Five Star NHTSA Crash Ratings. What else could Tesla dazzle the media with? How about achieving the highest crash safety rating? According to the company, the Model S did so well in the National Highway Traffic Safety Administration, NHTSA that it broke the highest crash rating record … it virtually broke the roof of the crushing system. To put this into context, only 1 percent of manufacturers achieve this level of safety. The NHTSA gives the Model S a five star rating.
Can Tesla Motors Do No Wrong? Elon Musk, CEO and founder, has already infuriated a few with his ebullient comments. This time Tesla oversteps the boundary of a big “no-no” by boasting an eyebrow raising Vehicle Safety Score, VSS of 5.4. Unfortunately, more than five doesn’t exist, as the NHTSA sternly reminds Tesla Motors in this release: “the NHTSA does not publish a star rating above 5. However safety levels better than 5 stars are captured in the overall Vehicle Safety Score (VSS) provided to manufacturers. The S scored a record 5.4 VSS rating and set a new record for the lowest likelihood of injury to occupants.”
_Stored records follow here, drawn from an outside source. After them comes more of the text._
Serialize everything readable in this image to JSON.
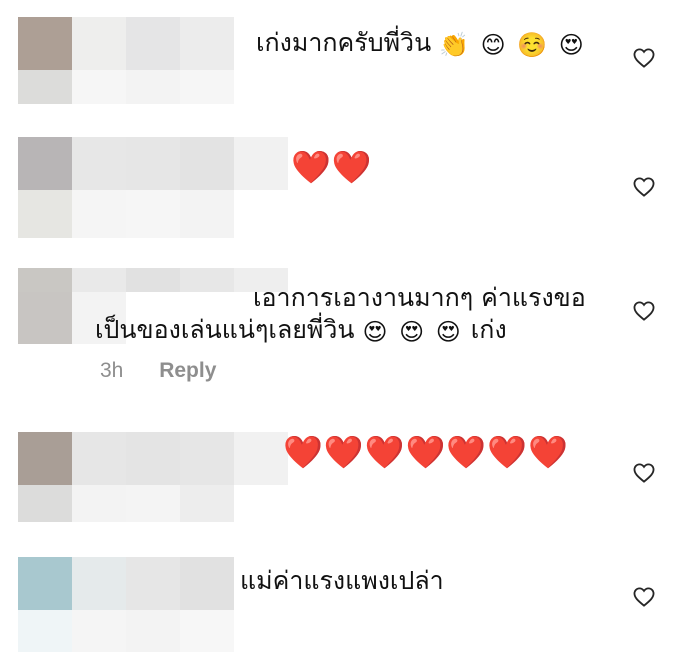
{
  "comments": [
    {
      "text": "เก่งมากครับพี่วิน",
      "emoji": "👏 😊 ☺️ 😍",
      "liked": false
    },
    {
      "text": "",
      "emoji": "❤️❤️",
      "liked": false
    },
    {
      "line1": "เอาการเอางานมากๆ ค่าแรงขอ",
      "line2": "เป็นของเล่นแน่ๆเลยพี่วิน",
      "emoji": "😍 😍 😍",
      "suffix": "เก่ง",
      "time": "3h",
      "reply_label": "Reply",
      "liked": false
    },
    {
      "text": "",
      "emoji": "❤️❤️❤️❤️❤️❤️❤️",
      "liked": false
    },
    {
      "text": "แม่ค่าแรงแพงเปล่า",
      "emoji": "",
      "liked": false
    }
  ],
  "icons": {
    "like": "heart-outline-icon"
  },
  "colors": {
    "text": "#111111",
    "meta": "#8e8e8e",
    "heart_red": "#e0243a",
    "like_outline": "#262626"
  }
}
L’enfant terrible of the Californian startup should be frightening the automobile industry, as GM’s CEO Ackerman duly noted in an article but Tesla also needs to be careful. No matter how bright a company is, it is always a few steps away from off-comments and boasting until the competition starts to hit back. Fortunately for Tesla Motors, there isn’t really any competition yet.
Should carmaker see Tesla Motors as a car company? They shouldn’t, and it isn’t. Tesla Motors is a technology company that wraps its product neatly into a beautiful sedan. The sum of Tesla’s parts is more than a traditional carmaker. It is an energy provider, an energy management company, a traditional car company for electric vehicles. Will mainstream, traditional carmakers ever be able to catch up to the Tesla Motors juggernaut? Unless they wake up soon, probably not. Still carmakers have something Tesla doesn’t, a number base of blissfully unaware car buyers.